WHAT IS EXPECTED -
Gather, from the data below, each line in which the word "Output" occurs.

↓

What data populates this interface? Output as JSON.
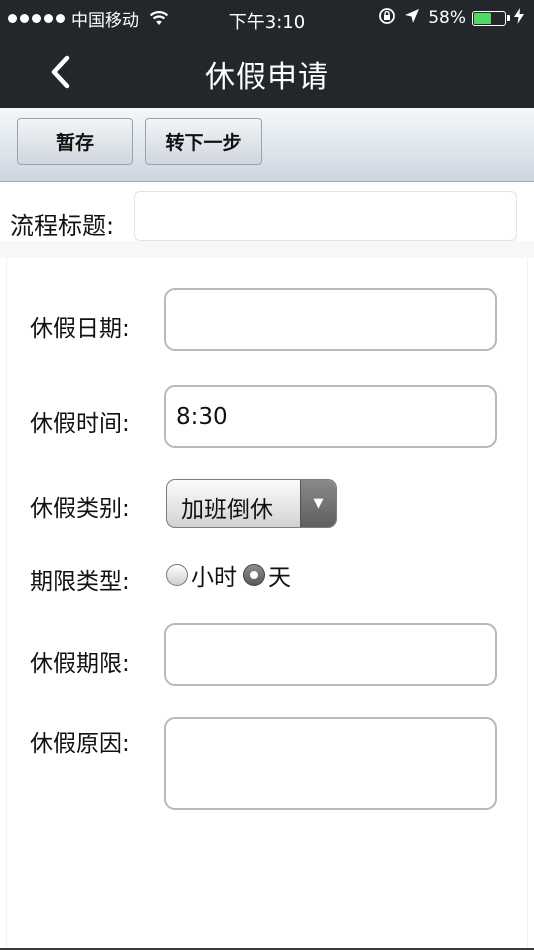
{
  "status_bar": {
    "carrier": "中国移动",
    "time": "下午3:10",
    "battery_percent_text": "58%",
    "battery_level": 0.58,
    "battery_color": "#4cd964"
  },
  "nav": {
    "title": "休假申请",
    "back_icon": "chevron-left-icon"
  },
  "toolbar": {
    "save_label": "暂存",
    "next_label": "转下一步"
  },
  "flow_title": {
    "label": "流程标题:",
    "value": ""
  },
  "form": {
    "leave_date": {
      "label": "休假日期:",
      "value": ""
    },
    "leave_time": {
      "label": "休假时间:",
      "value": "8:30"
    },
    "leave_type": {
      "label": "休假类别:",
      "selected": "加班倒休"
    },
    "duration_type": {
      "label": "期限类型:",
      "options": [
        {
          "label": "小时",
          "checked": false
        },
        {
          "label": "天",
          "checked": true
        }
      ]
    },
    "leave_duration": {
      "label": "休假期限:",
      "value": ""
    },
    "leave_reason": {
      "label": "休假原因:",
      "value": ""
    }
  },
  "colors": {
    "header_bg": "#23272b",
    "toolbar_bg": "#dde5ec"
  }
}
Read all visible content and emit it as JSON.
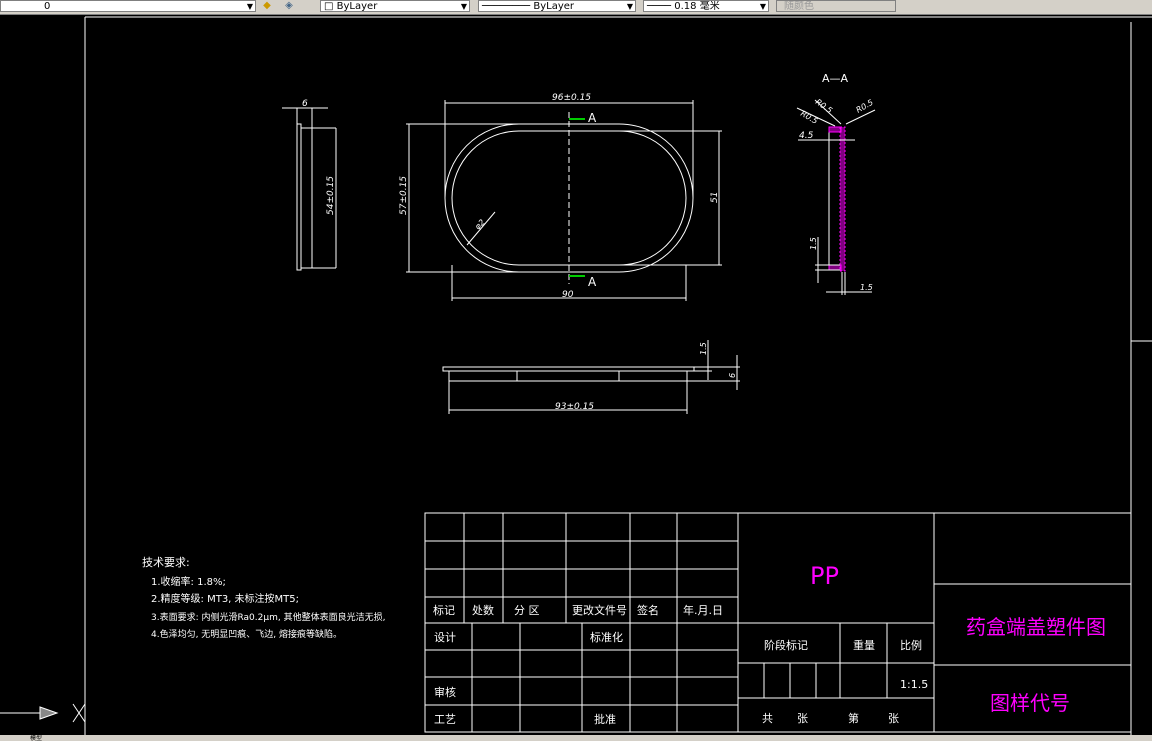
{
  "toolbar": {
    "layer_value": "0",
    "color_value": "ByLayer",
    "linetype_value": "ByLayer",
    "lineweight_value": "0.18 毫米",
    "plotstyle_value": "随颜色"
  },
  "status": {
    "model_tab": "模型"
  },
  "drawing": {
    "side_view": {
      "dim_top": "6",
      "dim_height": "54±0.15"
    },
    "top_view": {
      "dim_width_top": "96±0.15",
      "dim_height_left": "57±0.15",
      "dim_height_right": "51",
      "dim_width_bottom": "90",
      "dim_radius": "φ2",
      "section_mark_top": "A",
      "section_mark_bottom": "A"
    },
    "section_view": {
      "title": "A—A",
      "r1": "R0.5",
      "r2": "R0.5",
      "r3": "R0.5",
      "dim_45": "4.5",
      "dim_15_left": "1.5",
      "dim_15_bottom": "1.5"
    },
    "front_view": {
      "dim_15": "1.5",
      "dim_6": "6",
      "dim_width": "93±0.15"
    }
  },
  "tech_requirements": {
    "title": "技术要求:",
    "items": [
      "1.收缩率: 1.8%;",
      "2.精度等级: MT3, 未标注按MT5;",
      "3.表面要求: 内侧光滑Ra0.2μm, 其他整体表面良光洁无损,",
      "4.色泽均匀, 无明显凹痕、飞边, 熔接痕等缺陷。"
    ]
  },
  "title_block": {
    "header": [
      "标记",
      "处数",
      "分  区",
      "更改文件号",
      "签名",
      "年.月.日"
    ],
    "design": "设计",
    "standardization": "标准化",
    "review": "审核",
    "process": "工艺",
    "approve": "批准",
    "stage_mark": "阶段标记",
    "weight": "重量",
    "scale_label": "比例",
    "scale_value": "1:1.5",
    "sheets": [
      "共",
      "张",
      "第",
      "张"
    ],
    "material": "PP",
    "part_name": "药盒端盖塑件图",
    "drawing_number": "图样代号"
  },
  "colors": {
    "bg": "#000000",
    "line": "#ffffff",
    "magenta": "#ff00ff",
    "green": "#00c000"
  }
}
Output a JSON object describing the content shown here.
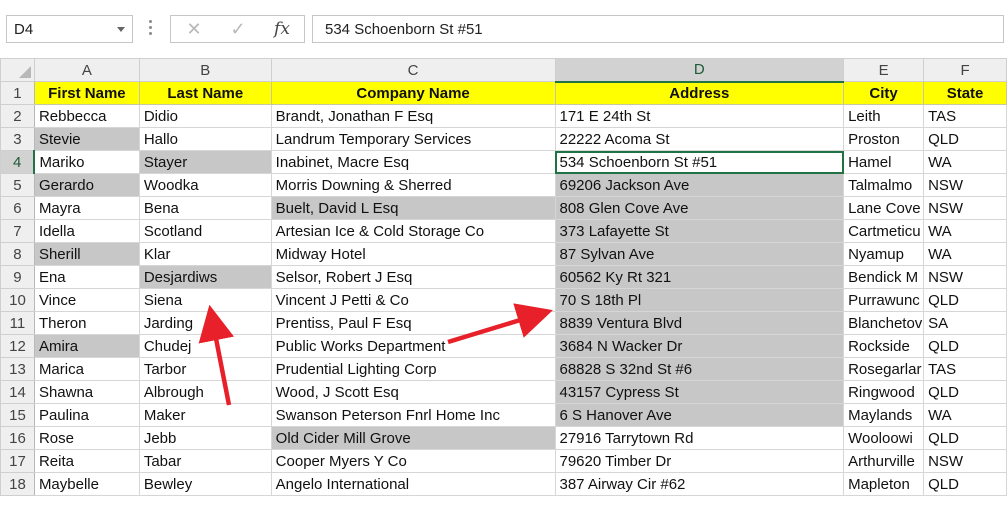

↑

YOUR SOLUTION -
What data populates this interface? Output as JSON.
Output a JSON object describing the content shown here.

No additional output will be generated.